THE Fort Dix terror plot reinforces the sobering reality that the federal government must rethink its approach to national security. It's only the latest scheme to be foiled on U.S. soil, but there will most certainly be others that may succeed.
The war on terror can't be waged with the same Cold War mentality that dominated U.S. foreign policy from 1945 to 1989. Yet the policymakers in the Pentagon, State Department and Homeland Security continue to operate on those obsolete principles.
The Cold War was an ideological conflict between the United States and the Soviet Union based on opposing systems of government - democracy and communism. Despite the ideological differences, both superpowers understood the importance of diplomacy.
While they threatened each other with nuclear stockpiles, and military and financial aid to nationalist movements in Third World countries, they always returned to the bargaining table.
The realization that nuclear war would destroy the human race led to the Nuclear Test Ban Treaty of 1963, the Strategic Arms Limitation Talks of the 1970s and, ultimately, the end of the Cold War in 1989 via the collapse of the Soviet Union.
The war on terror is different. There is no clearly identifiable geographical enemy or ideology that unites the various terror groups, the most familiar of which is al Qaeda. The shadowy network is still ostensibly led by Osama bin Laden, who claimed responsibility for Sept. 11.
Other radical Islamic terror groups that originated in Afghanistan, Iran and Iraq have spread, establishing cells in the United States, as evidenced by the Fort Dix plot.
These "jihadists" are intent on driving the United States and its capitalist interests out of the Middle East, and are said to be threatened by the materialist influence on their fundamentalist culture.
Jihadists have no patience for diplomacy. Even if they did, it's doubtful that a constructive settlement can be reached because of the irrationality that pervades the thinking of these groups.

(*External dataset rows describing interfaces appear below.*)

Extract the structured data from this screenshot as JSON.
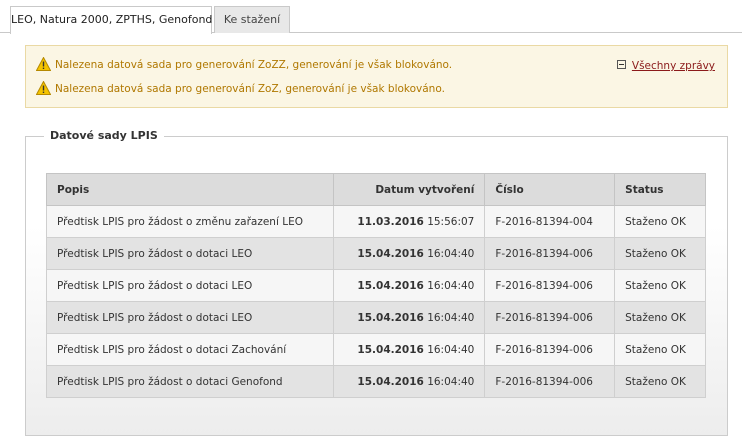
{
  "tabs": [
    {
      "label": "LEO, Natura 2000, ZPTHS, Genofond",
      "active": true
    },
    {
      "label": "Ke stažení",
      "active": false
    }
  ],
  "messages": {
    "items": [
      {
        "icon": "warning-icon",
        "text": "Nalezena datová sada pro generování ZoZZ, generování je však blokováno."
      },
      {
        "icon": "warning-icon",
        "text": "Nalezena datová sada pro generování ZoZ, generování je však blokováno."
      }
    ],
    "toggle_icon": "collapse-icon",
    "all_link": "Všechny zprávy"
  },
  "section": {
    "legend": "Datové sady LPIS"
  },
  "table": {
    "headers": [
      "Popis",
      "Datum vytvoření",
      "Číslo",
      "Status"
    ],
    "rows": [
      {
        "popis": "Předtisk LPIS pro žádost o změnu zařazení LEO",
        "date": "11.03.2016",
        "time": "15:56:07",
        "cislo": "F-2016-81394-004",
        "status": "Staženo OK"
      },
      {
        "popis": "Předtisk LPIS pro žádost o dotaci LEO",
        "date": "15.04.2016",
        "time": "16:04:40",
        "cislo": "F-2016-81394-006",
        "status": "Staženo OK"
      },
      {
        "popis": "Předtisk LPIS pro žádost o dotaci LEO",
        "date": "15.04.2016",
        "time": "16:04:40",
        "cislo": "F-2016-81394-006",
        "status": "Staženo OK"
      },
      {
        "popis": "Předtisk LPIS pro žádost o dotaci LEO",
        "date": "15.04.2016",
        "time": "16:04:40",
        "cislo": "F-2016-81394-006",
        "status": "Staženo OK"
      },
      {
        "popis": "Předtisk LPIS pro žádost o dotaci Zachování",
        "date": "15.04.2016",
        "time": "16:04:40",
        "cislo": "F-2016-81394-006",
        "status": "Staženo OK"
      },
      {
        "popis": "Předtisk LPIS pro žádost o dotaci Genofond",
        "date": "15.04.2016",
        "time": "16:04:40",
        "cislo": "F-2016-81394-006",
        "status": "Staženo OK"
      }
    ]
  },
  "colors": {
    "warning_text": "#b07800",
    "warning_bg": "#fbf6e4",
    "link": "#8b1a1a",
    "header_bg": "#dcdcdc"
  }
}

Without diplomacy, how to wage the war on terror becomes the most pressing concern.
"Containment" was the operating principle during the Cold War. The United States believed it could prevent the spread of communism by checking Soviet expansion in Third World countries like Korea, Cuba and Vietnam. U.S. military and financial aid was given to the "freedom fighters" in those countries in the hope of securing our economic, political and national security interests there.
"Pre-emption" is the strategy the Bush administration has used in the war on terror. That is, attack terrorist nations before they attack us. It's not only the most aggressive form of "containment," but also an extremely dangerous way to conduct foreign policy.
Pre-emption assumes that terrorism is monolithic - it isn't - and has proven disastrous in Iraq. The U.S. commitment of conventional forces might have toppled Saddam Hussein, but our country is now embroiled in a protracted financial and military quagmire that is strikingly familiar to Vietnam.
Many liberal Americans suspect that our presence there is based on the need for oil and are no longer willing to pay the human and financial costs for it.
Pre-emption has also led to the passage of the Patriot Act, which permits extensive telephone and e-mail surveillance and authorized the deportation of suspected terrorists. Such tactics compromise the values of openness and individual freedom that once defined the distinctive character of our democracy.
Sept. 11 marked a watershed in American history, ending centuries of nearly cost-free national security at home. But if our country hopes to prevail in the war on terror, it must take a new approach to national security.
The United States must find alternative energy sources to replace Mideast oil and the American people must be willing to sacrifice the luxury that may require. Individual citizens must also take a more active role in national security by exercising greater vigilance - like the Fort Dix John Doe did - and coordinating efforts through local, state and national agencies.
And the federal government should place a greater emphasis on economic reprisals against any country harboring terrorist groups, the infiltration of suspected organizations, and pursue more innovative intelligence gathering that respects the constitutional rights of its citizens.
Only then will we have learned anything constructive from the current imbroglio in Iraq and the war on terror. *
William C. Kashatus is a frequent contributor. He can be contacted at email@example.com.